"If it all works out I'll have my mobile home, so I can sleep where and when I like, do my own cooking if I want to."
Martyn will be toting his quad sound system round the country with him, and will be using his solid Gibson SG electric guitar more than the familiar acoustic-through-Echoplex, a vital part of his sound that he admits he is still learning about, especially on those tricky slow settings that lengthen the delay and bounce any mistakes back at the player about five times.
With an audience in front of him, Martyn has some of his happiest moments, although the thought of a solo gig can still give him a nervous twitch or two.
"Different audiences will give you different challenges, both satisfying if it works, but each putting separate demands on you."
"The last gig I did was supporting Eric Clapton in America this summer, and we were playing those really big places where probably only 1,000 out of 30,000 people in an audience had heard of me at all. That sort of unknown audience gives you a rough, harsh challenge - you have to go straight in and hit them hard, they're wondering who the hell this limey is and what he can do."
"With my audiences in Britain, it's a more sympathetic thing. They want you to play well and not have a bad night, that's a more refined challenge. Then I try to balance my own favourites, the songs I really like playing, with what the audience wants to hear. It usually works out as that sort of compromise."
1 November-December 1978.
2 Never happened. Black Man At Your Shoulder first saw its 'official' release as a bonus track on One World De Luxe, so as late as November 2004. As a bootleg it became available March 1999 on Another World.
3 Interview with Geoff Brown, John Martyn with Love; Melody Maker 16th February 1974. However, virtually the same quote was used in Geoff Browns interview John Martyn Inside Out of 13th October 1973, also in Melody Maker.
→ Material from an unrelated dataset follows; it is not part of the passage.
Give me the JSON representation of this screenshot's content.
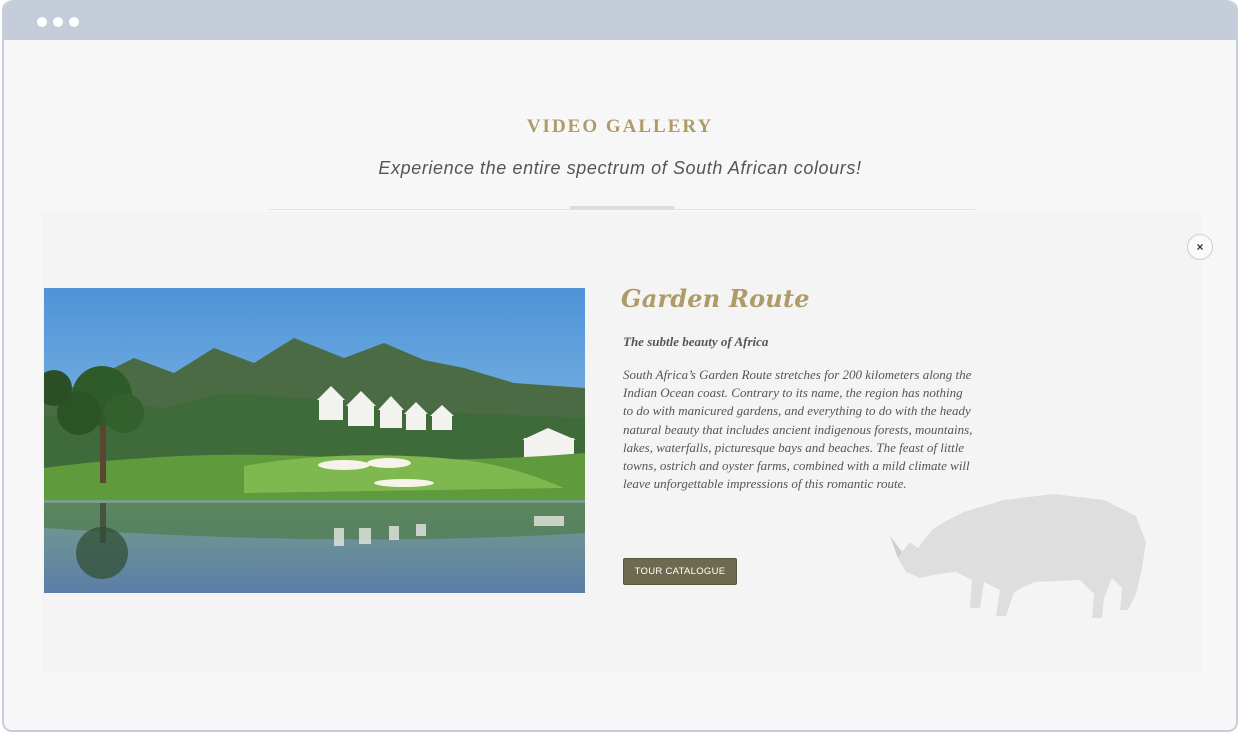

This interview was published in Melody Maker of 4th November 1978 on page 51.